## Assignment:
Please copy out every line in the entries that includes the word "Recordings".

## Records from a dataset:
--

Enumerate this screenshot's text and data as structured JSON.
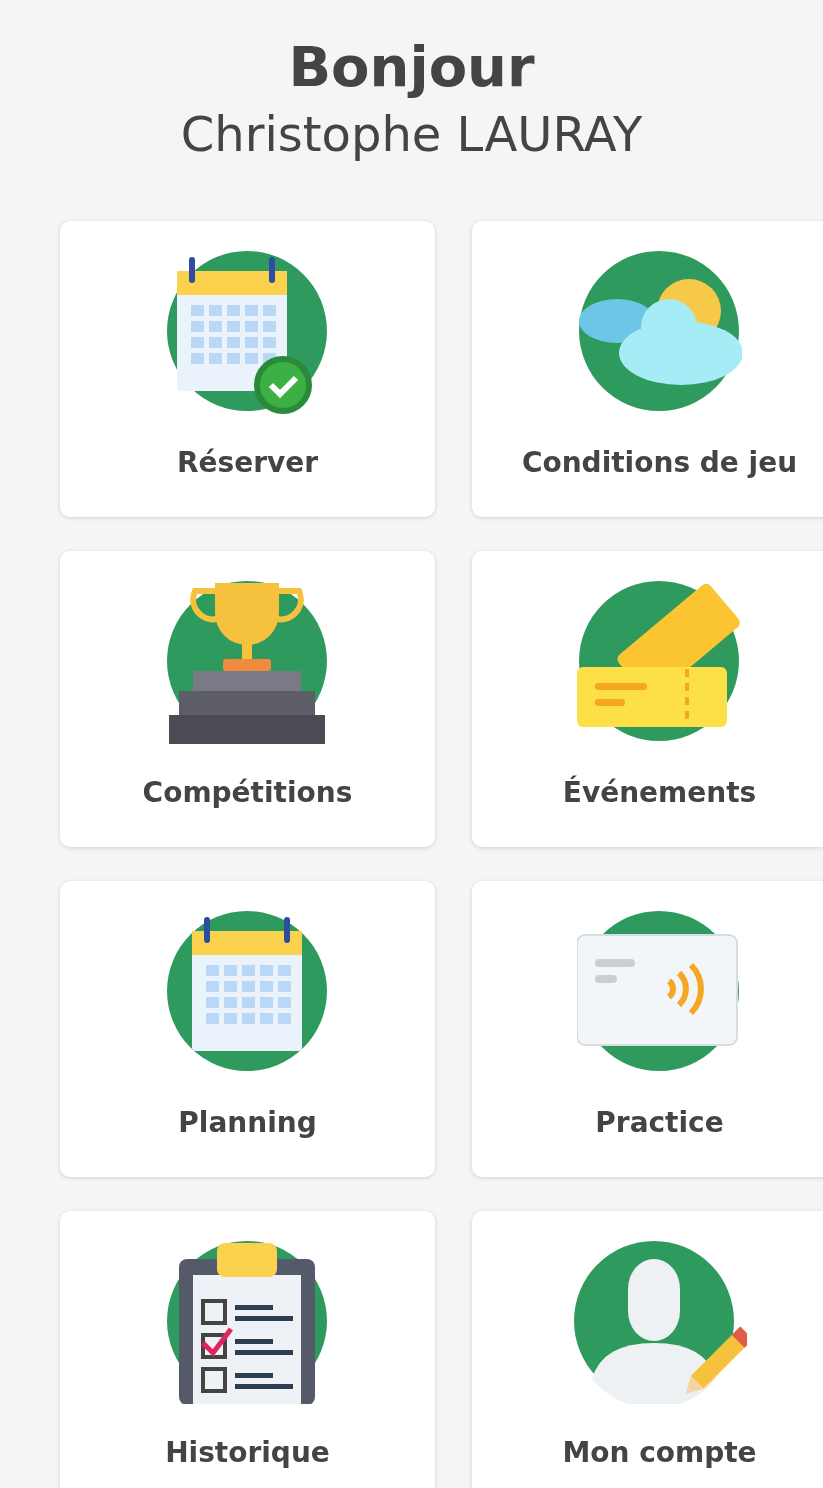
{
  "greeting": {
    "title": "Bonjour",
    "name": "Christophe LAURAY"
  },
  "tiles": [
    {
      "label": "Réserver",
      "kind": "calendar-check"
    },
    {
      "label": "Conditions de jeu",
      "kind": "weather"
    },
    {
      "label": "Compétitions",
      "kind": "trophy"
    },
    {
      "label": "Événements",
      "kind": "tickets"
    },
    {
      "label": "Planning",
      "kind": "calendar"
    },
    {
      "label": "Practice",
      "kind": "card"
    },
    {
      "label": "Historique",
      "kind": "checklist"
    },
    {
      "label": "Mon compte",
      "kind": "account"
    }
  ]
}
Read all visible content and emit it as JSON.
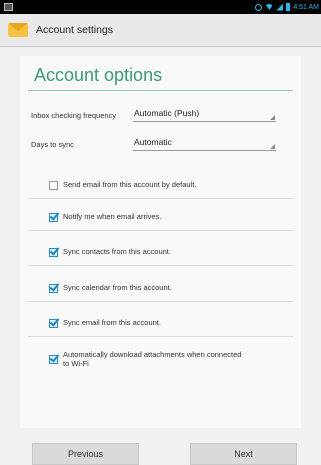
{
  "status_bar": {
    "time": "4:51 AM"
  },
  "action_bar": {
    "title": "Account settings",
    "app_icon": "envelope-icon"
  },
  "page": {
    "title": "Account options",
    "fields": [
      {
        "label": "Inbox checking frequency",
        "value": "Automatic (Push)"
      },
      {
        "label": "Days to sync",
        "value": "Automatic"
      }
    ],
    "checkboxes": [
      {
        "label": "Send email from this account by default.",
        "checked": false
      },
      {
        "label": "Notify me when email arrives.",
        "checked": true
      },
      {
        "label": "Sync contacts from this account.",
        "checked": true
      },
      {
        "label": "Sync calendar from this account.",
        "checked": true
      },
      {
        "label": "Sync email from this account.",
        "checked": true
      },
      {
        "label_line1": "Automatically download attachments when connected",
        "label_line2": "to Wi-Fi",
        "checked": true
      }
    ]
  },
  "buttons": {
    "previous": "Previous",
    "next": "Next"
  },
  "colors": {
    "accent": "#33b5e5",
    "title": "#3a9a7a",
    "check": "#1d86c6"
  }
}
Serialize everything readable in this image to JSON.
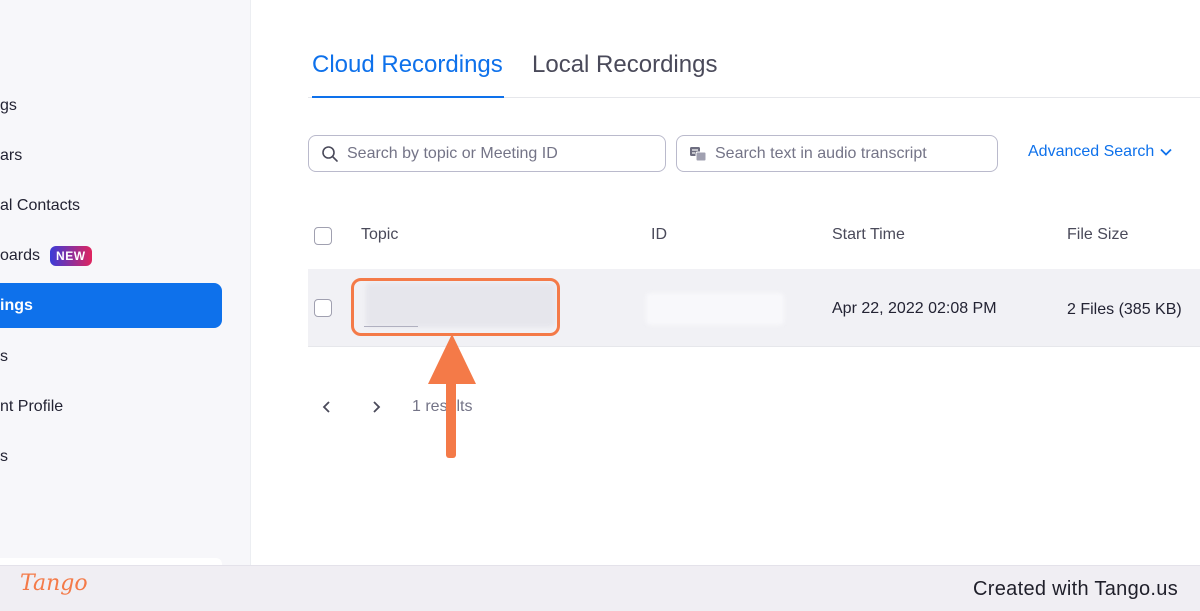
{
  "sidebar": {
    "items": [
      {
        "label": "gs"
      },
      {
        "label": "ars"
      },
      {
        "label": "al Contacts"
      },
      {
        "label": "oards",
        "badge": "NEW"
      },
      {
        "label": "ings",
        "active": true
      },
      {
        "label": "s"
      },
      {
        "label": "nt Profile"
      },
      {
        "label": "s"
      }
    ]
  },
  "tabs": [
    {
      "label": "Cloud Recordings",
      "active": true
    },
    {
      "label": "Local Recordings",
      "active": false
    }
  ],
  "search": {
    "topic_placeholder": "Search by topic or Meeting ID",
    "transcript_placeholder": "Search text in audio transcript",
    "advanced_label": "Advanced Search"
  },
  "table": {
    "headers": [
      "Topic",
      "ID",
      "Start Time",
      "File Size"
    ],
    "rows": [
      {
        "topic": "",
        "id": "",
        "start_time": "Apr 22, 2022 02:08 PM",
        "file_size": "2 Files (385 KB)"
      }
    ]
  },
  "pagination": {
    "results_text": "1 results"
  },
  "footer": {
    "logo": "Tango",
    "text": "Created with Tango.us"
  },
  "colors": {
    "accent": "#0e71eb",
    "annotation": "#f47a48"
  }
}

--

## Expected answer:
      "label": "Cloud Recordings",
      "label": "Local Recordings",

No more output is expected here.